=== Begin Enclosure ===

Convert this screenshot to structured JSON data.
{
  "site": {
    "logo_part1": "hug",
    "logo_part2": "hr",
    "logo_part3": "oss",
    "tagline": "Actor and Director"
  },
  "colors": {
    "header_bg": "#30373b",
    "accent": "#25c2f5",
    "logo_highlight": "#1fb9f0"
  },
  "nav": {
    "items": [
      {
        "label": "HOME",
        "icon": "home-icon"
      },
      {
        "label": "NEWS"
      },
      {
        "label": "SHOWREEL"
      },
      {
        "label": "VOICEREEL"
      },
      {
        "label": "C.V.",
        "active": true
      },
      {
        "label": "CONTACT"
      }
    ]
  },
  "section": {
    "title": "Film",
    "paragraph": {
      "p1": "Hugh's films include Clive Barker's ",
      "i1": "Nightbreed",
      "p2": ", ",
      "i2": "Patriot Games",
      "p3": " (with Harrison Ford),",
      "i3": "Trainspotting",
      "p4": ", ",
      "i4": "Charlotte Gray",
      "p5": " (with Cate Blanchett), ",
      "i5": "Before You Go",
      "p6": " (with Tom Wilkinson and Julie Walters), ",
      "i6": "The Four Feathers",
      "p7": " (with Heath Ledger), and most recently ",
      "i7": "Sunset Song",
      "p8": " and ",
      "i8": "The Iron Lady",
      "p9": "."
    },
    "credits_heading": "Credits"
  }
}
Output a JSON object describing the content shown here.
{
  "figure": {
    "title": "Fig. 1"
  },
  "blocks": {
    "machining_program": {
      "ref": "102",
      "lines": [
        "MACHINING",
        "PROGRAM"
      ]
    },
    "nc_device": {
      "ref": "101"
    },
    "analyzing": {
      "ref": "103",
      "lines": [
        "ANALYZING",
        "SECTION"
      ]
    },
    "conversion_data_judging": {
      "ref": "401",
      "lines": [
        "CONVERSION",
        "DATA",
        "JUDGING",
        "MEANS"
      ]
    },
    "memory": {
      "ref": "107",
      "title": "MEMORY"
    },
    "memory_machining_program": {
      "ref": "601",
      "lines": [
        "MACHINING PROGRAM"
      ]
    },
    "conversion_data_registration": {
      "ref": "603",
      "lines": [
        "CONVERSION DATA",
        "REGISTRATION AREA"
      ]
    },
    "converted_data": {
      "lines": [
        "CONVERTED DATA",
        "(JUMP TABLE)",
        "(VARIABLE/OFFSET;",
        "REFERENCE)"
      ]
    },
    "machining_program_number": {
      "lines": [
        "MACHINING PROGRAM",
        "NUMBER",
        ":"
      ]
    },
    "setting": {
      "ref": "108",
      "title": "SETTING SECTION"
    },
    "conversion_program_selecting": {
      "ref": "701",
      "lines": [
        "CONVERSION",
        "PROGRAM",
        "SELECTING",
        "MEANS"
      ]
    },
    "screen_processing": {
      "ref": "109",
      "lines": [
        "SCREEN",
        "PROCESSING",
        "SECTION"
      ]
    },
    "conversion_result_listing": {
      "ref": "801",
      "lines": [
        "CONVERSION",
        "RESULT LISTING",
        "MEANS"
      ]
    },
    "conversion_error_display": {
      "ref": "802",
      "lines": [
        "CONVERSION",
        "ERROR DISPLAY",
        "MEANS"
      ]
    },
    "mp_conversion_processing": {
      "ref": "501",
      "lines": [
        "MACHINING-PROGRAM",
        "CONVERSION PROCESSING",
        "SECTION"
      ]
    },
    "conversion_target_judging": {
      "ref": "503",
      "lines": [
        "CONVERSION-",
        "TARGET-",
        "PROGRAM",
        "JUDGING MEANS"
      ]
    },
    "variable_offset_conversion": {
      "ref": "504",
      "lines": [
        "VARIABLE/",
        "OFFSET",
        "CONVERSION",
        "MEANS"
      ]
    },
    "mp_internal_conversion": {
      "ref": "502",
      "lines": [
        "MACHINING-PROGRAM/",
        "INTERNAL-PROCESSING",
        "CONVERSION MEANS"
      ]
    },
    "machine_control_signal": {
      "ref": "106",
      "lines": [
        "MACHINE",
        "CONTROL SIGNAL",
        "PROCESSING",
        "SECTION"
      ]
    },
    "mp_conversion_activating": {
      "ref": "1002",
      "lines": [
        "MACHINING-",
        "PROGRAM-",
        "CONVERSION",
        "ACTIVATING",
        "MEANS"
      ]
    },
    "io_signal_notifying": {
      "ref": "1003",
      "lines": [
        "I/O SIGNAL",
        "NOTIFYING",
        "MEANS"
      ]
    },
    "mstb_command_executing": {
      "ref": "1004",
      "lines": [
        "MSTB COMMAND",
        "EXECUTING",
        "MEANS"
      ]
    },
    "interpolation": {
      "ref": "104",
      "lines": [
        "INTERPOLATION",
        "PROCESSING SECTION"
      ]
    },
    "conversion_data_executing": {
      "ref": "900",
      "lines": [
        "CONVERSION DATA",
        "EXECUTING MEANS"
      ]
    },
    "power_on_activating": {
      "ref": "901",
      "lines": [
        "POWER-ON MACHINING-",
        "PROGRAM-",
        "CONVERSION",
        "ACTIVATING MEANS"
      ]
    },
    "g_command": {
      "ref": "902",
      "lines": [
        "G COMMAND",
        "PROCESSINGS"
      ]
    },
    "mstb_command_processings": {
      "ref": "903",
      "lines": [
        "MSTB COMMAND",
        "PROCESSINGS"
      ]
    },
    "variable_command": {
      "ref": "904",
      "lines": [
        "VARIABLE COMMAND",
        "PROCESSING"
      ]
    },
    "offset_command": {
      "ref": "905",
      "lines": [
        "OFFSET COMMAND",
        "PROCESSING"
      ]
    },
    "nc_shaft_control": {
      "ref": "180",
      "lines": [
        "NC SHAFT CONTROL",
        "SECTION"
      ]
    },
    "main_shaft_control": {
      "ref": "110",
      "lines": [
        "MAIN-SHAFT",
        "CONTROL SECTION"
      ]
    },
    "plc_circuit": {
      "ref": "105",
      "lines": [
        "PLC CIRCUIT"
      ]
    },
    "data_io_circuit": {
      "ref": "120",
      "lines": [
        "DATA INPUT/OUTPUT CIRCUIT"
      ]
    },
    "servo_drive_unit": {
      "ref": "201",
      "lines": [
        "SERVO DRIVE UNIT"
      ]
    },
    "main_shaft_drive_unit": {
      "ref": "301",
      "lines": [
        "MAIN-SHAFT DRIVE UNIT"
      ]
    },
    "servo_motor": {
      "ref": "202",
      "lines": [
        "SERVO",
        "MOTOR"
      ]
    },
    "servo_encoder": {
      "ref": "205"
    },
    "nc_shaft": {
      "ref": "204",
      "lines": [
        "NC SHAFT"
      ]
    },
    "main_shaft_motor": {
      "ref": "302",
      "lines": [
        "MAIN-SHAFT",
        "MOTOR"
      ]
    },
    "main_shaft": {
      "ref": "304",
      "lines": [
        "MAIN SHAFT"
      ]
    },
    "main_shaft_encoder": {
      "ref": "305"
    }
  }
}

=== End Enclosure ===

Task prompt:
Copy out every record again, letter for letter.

Written response:
Convert this screenshot to structured JSON data.
{
  "site": {
    "logo_part1": "hug",
    "logo_part2": "hr",
    "logo_part3": "oss",
    "tagline": "Actor and Director"
  },
  "colors": {
    "header_bg": "#30373b",
    "accent": "#25c2f5",
    "logo_highlight": "#1fb9f0"
  },
  "nav": {
    "items": [
      {
        "label": "HOME",
        "icon": "home-icon"
      },
      {
        "label": "NEWS"
      },
      {
        "label": "SHOWREEL"
      },
      {
        "label": "VOICEREEL"
      },
      {
        "label": "C.V.",
        "active": true
      },
      {
        "label": "CONTACT"
      }
    ]
  },
  "section": {
    "title": "Film",
    "paragraph": {
      "p1": "Hugh's films include Clive Barker's ",
      "i1": "Nightbreed",
      "p2": ", ",
      "i2": "Patriot Games",
      "p3": " (with Harrison Ford),",
      "i3": "Trainspotting",
      "p4": ", ",
      "i4": "Charlotte Gray",
      "p5": " (with Cate Blanchett), ",
      "i5": "Before You Go",
      "p6": " (with Tom Wilkinson and Julie Walters), ",
      "i6": "The Four Feathers",
      "p7": " (with Heath Ledger), and most recently ",
      "i7": "Sunset Song",
      "p8": " and ",
      "i8": "The Iron Lady",
      "p9": "."
    },
    "credits_heading": "Credits"
  }
}
Output a JSON object describing the content shown here.
{
  "figure": {
    "title": "Fig. 1"
  },
  "blocks": {
    "machining_program": {
      "ref": "102",
      "lines": [
        "MACHINING",
        "PROGRAM"
      ]
    },
    "nc_device": {
      "ref": "101"
    },
    "analyzing": {
      "ref": "103",
      "lines": [
        "ANALYZING",
        "SECTION"
      ]
    },
    "conversion_data_judging": {
      "ref": "401",
      "lines": [
        "CONVERSION",
        "DATA",
        "JUDGING",
        "MEANS"
      ]
    },
    "memory": {
      "ref": "107",
      "title": "MEMORY"
    },
    "memory_machining_program": {
      "ref": "601",
      "lines": [
        "MACHINING PROGRAM"
      ]
    },
    "conversion_data_registration": {
      "ref": "603",
      "lines": [
        "CONVERSION DATA",
        "REGISTRATION AREA"
      ]
    },
    "converted_data": {
      "lines": [
        "CONVERTED DATA",
        "(JUMP TABLE)",
        "(VARIABLE/OFFSET;",
        "REFERENCE)"
      ]
    },
    "machining_program_number": {
      "lines": [
        "MACHINING PROGRAM",
        "NUMBER",
        ":"
      ]
    },
    "setting": {
      "ref": "108",
      "title": "SETTING SECTION"
    },
    "conversion_program_selecting": {
      "ref": "701",
      "lines": [
        "CONVERSION",
        "PROGRAM",
        "SELECTING",
        "MEANS"
      ]
    },
    "screen_processing": {
      "ref": "109",
      "lines": [
        "SCREEN",
        "PROCESSING",
        "SECTION"
      ]
    },
    "conversion_result_listing": {
      "ref": "801",
      "lines": [
        "CONVERSION",
        "RESULT LISTING",
        "MEANS"
      ]
    },
    "conversion_error_display": {
      "ref": "802",
      "lines": [
        "CONVERSION",
        "ERROR DISPLAY",
        "MEANS"
      ]
    },
    "mp_conversion_processing": {
      "ref": "501",
      "lines": [
        "MACHINING-PROGRAM",
        "CONVERSION PROCESSING",
        "SECTION"
      ]
    },
    "conversion_target_judging": {
      "ref": "503",
      "lines": [
        "CONVERSION-",
        "TARGET-",
        "PROGRAM",
        "JUDGING MEANS"
      ]
    },
    "variable_offset_conversion": {
      "ref": "504",
      "lines": [
        "VARIABLE/",
        "OFFSET",
        "CONVERSION",
        "MEANS"
      ]
    },
    "mp_internal_conversion": {
      "ref": "502",
      "lines": [
        "MACHINING-PROGRAM/",
        "INTERNAL-PROCESSING",
        "CONVERSION MEANS"
      ]
    },
    "machine_control_signal": {
      "ref": "106",
      "lines": [
        "MACHINE",
        "CONTROL SIGNAL",
        "PROCESSING",
        "SECTION"
      ]
    },
    "mp_conversion_activating": {
      "ref": "1002",
      "lines": [
        "MACHINING-",
        "PROGRAM-",
        "CONVERSION",
        "ACTIVATING",
        "MEANS"
      ]
    },
    "io_signal_notifying": {
      "ref": "1003",
      "lines": [
        "I/O SIGNAL",
        "NOTIFYING",
        "MEANS"
      ]
    },
    "mstb_command_executing": {
      "ref": "1004",
      "lines": [
        "MSTB COMMAND",
        "EXECUTING",
        "MEANS"
      ]
    },
    "interpolation": {
      "ref": "104",
      "lines": [
        "INTERPOLATION",
        "PROCESSING SECTION"
      ]
    },
    "conversion_data_executing": {
      "ref": "900",
      "lines": [
        "CONVERSION DATA",
        "EXECUTING MEANS"
      ]
    },
    "power_on_activating": {
      "ref": "901",
      "lines": [
        "POWER-ON MACHINING-",
        "PROGRAM-",
        "CONVERSION",
        "ACTIVATING MEANS"
      ]
    },
    "g_command": {
      "ref": "902",
      "lines": [
        "G COMMAND",
        "PROCESSINGS"
      ]
    },
    "mstb_command_processings": {
      "ref": "903",
      "lines": [
        "MSTB COMMAND",
        "PROCESSINGS"
      ]
    },
    "variable_command": {
      "ref": "904",
      "lines": [
        "VARIABLE COMMAND",
        "PROCESSING"
      ]
    },
    "offset_command": {
      "ref": "905",
      "lines": [
        "OFFSET COMMAND",
        "PROCESSING"
      ]
    },
    "nc_shaft_control": {
      "ref": "180",
      "lines": [
        "NC SHAFT CONTROL",
        "SECTION"
      ]
    },
    "main_shaft_control": {
      "ref": "110",
      "lines": [
        "MAIN-SHAFT",
        "CONTROL SECTION"
      ]
    },
    "plc_circuit": {
      "ref": "105",
      "lines": [
        "PLC CIRCUIT"
      ]
    },
    "data_io_circuit": {
      "ref": "120",
      "lines": [
        "DATA INPUT/OUTPUT CIRCUIT"
      ]
    },
    "servo_drive_unit": {
      "ref": "201",
      "lines": [
        "SERVO DRIVE UNIT"
      ]
    },
    "main_shaft_drive_unit": {
      "ref": "301",
      "lines": [
        "MAIN-SHAFT DRIVE UNIT"
      ]
    },
    "servo_motor": {
      "ref": "202",
      "lines": [
        "SERVO",
        "MOTOR"
      ]
    },
    "servo_encoder": {
      "ref": "205"
    },
    "nc_shaft": {
      "ref": "204",
      "lines": [
        "NC SHAFT"
      ]
    },
    "main_shaft_motor": {
      "ref": "302",
      "lines": [
        "MAIN-SHAFT",
        "MOTOR"
      ]
    },
    "main_shaft": {
      "ref": "304",
      "lines": [
        "MAIN SHAFT"
      ]
    },
    "main_shaft_encoder": {
      "ref": "305"
    }
  }
}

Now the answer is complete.